* **What to work on**
All of the data below must be repeated exactly.

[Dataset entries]
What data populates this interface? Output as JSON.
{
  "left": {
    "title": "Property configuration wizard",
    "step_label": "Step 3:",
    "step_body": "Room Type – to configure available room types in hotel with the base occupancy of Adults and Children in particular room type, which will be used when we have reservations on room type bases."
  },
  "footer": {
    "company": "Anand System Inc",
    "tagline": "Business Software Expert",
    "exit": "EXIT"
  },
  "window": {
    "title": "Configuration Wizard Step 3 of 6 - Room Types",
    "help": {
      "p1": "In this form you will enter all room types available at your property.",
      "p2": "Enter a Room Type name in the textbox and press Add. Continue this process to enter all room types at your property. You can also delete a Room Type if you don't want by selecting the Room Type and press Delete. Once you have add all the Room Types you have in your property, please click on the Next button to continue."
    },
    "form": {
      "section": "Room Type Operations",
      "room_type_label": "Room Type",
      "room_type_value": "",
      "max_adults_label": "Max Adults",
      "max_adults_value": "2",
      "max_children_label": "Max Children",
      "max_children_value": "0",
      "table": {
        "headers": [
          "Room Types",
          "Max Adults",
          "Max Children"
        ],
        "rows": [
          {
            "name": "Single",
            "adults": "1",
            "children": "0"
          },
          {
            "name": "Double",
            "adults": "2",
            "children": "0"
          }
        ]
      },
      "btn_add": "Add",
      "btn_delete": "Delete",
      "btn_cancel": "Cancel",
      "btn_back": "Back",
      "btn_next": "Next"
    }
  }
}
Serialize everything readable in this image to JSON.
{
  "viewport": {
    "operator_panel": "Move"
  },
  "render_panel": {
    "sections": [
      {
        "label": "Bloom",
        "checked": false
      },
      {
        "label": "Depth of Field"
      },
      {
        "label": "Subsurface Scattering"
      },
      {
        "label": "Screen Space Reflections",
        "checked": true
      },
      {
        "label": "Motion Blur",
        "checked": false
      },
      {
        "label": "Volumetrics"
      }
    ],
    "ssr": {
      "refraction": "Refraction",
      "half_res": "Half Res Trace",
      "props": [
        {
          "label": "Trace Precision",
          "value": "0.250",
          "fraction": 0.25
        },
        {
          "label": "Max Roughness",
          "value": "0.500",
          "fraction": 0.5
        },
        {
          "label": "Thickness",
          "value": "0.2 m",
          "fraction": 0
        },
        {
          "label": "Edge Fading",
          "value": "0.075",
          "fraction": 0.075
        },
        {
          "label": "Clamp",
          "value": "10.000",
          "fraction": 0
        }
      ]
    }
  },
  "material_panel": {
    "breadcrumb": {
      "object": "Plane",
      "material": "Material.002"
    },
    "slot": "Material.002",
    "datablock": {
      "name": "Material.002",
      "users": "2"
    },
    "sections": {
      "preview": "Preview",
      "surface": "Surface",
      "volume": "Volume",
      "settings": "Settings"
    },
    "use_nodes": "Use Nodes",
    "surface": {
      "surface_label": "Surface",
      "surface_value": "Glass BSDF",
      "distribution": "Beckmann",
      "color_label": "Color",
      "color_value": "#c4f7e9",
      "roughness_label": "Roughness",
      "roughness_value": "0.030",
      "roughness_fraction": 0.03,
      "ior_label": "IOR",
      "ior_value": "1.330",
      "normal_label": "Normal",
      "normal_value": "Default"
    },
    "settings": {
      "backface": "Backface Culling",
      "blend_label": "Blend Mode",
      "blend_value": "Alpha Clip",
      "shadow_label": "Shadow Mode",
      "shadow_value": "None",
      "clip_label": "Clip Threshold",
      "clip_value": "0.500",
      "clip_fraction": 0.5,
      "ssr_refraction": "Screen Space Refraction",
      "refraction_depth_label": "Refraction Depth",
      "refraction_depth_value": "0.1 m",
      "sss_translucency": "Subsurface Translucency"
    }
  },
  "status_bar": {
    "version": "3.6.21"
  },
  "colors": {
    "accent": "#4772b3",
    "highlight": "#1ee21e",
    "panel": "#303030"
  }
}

* **Task output**
What data populates this interface? Output as JSON.
{
  "left": {
    "title": "Property configuration wizard",
    "step_label": "Step 3:",
    "step_body": "Room Type – to configure available room types in hotel with the base occupancy of Adults and Children in particular room type, which will be used when we have reservations on room type bases."
  },
  "footer": {
    "company": "Anand System Inc",
    "tagline": "Business Software Expert",
    "exit": "EXIT"
  },
  "window": {
    "title": "Configuration Wizard Step 3 of 6 - Room Types",
    "help": {
      "p1": "In this form you will enter all room types available at your property.",
      "p2": "Enter a Room Type name in the textbox and press Add. Continue this process to enter all room types at your property. You can also delete a Room Type if you don't want by selecting the Room Type and press Delete. Once you have add all the Room Types you have in your property, please click on the Next button to continue."
    },
    "form": {
      "section": "Room Type Operations",
      "room_type_label": "Room Type",
      "room_type_value": "",
      "max_adults_label": "Max Adults",
      "max_adults_value": "2",
      "max_children_label": "Max Children",
      "max_children_value": "0",
      "table": {
        "headers": [
          "Room Types",
          "Max Adults",
          "Max Children"
        ],
        "rows": [
          {
            "name": "Single",
            "adults": "1",
            "children": "0"
          },
          {
            "name": "Double",
            "adults": "2",
            "children": "0"
          }
        ]
      },
      "btn_add": "Add",
      "btn_delete": "Delete",
      "btn_cancel": "Cancel",
      "btn_back": "Back",
      "btn_next": "Next"
    }
  }
}
Serialize everything readable in this image to JSON.
{
  "viewport": {
    "operator_panel": "Move"
  },
  "render_panel": {
    "sections": [
      {
        "label": "Bloom",
        "checked": false
      },
      {
        "label": "Depth of Field"
      },
      {
        "label": "Subsurface Scattering"
      },
      {
        "label": "Screen Space Reflections",
        "checked": true
      },
      {
        "label": "Motion Blur",
        "checked": false
      },
      {
        "label": "Volumetrics"
      }
    ],
    "ssr": {
      "refraction": "Refraction",
      "half_res": "Half Res Trace",
      "props": [
        {
          "label": "Trace Precision",
          "value": "0.250",
          "fraction": 0.25
        },
        {
          "label": "Max Roughness",
          "value": "0.500",
          "fraction": 0.5
        },
        {
          "label": "Thickness",
          "value": "0.2 m",
          "fraction": 0
        },
        {
          "label": "Edge Fading",
          "value": "0.075",
          "fraction": 0.075
        },
        {
          "label": "Clamp",
          "value": "10.000",
          "fraction": 0
        }
      ]
    }
  },
  "material_panel": {
    "breadcrumb": {
      "object": "Plane",
      "material": "Material.002"
    },
    "slot": "Material.002",
    "datablock": {
      "name": "Material.002",
      "users": "2"
    },
    "sections": {
      "preview": "Preview",
      "surface": "Surface",
      "volume": "Volume",
      "settings": "Settings"
    },
    "use_nodes": "Use Nodes",
    "surface": {
      "surface_label": "Surface",
      "surface_value": "Glass BSDF",
      "distribution": "Beckmann",
      "color_label": "Color",
      "color_value": "#c4f7e9",
      "roughness_label": "Roughness",
      "roughness_value": "0.030",
      "roughness_fraction": 0.03,
      "ior_label": "IOR",
      "ior_value": "1.330",
      "normal_label": "Normal",
      "normal_value": "Default"
    },
    "settings": {
      "backface": "Backface Culling",
      "blend_label": "Blend Mode",
      "blend_value": "Alpha Clip",
      "shadow_label": "Shadow Mode",
      "shadow_value": "None",
      "clip_label": "Clip Threshold",
      "clip_value": "0.500",
      "clip_fraction": 0.5,
      "ssr_refraction": "Screen Space Refraction",
      "refraction_depth_label": "Refraction Depth",
      "refraction_depth_value": "0.1 m",
      "sss_translucency": "Subsurface Translucency"
    }
  },
  "status_bar": {
    "version": "3.6.21"
  },
  "colors": {
    "accent": "#4772b3",
    "highlight": "#1ee21e",
    "panel": "#303030"
  }
}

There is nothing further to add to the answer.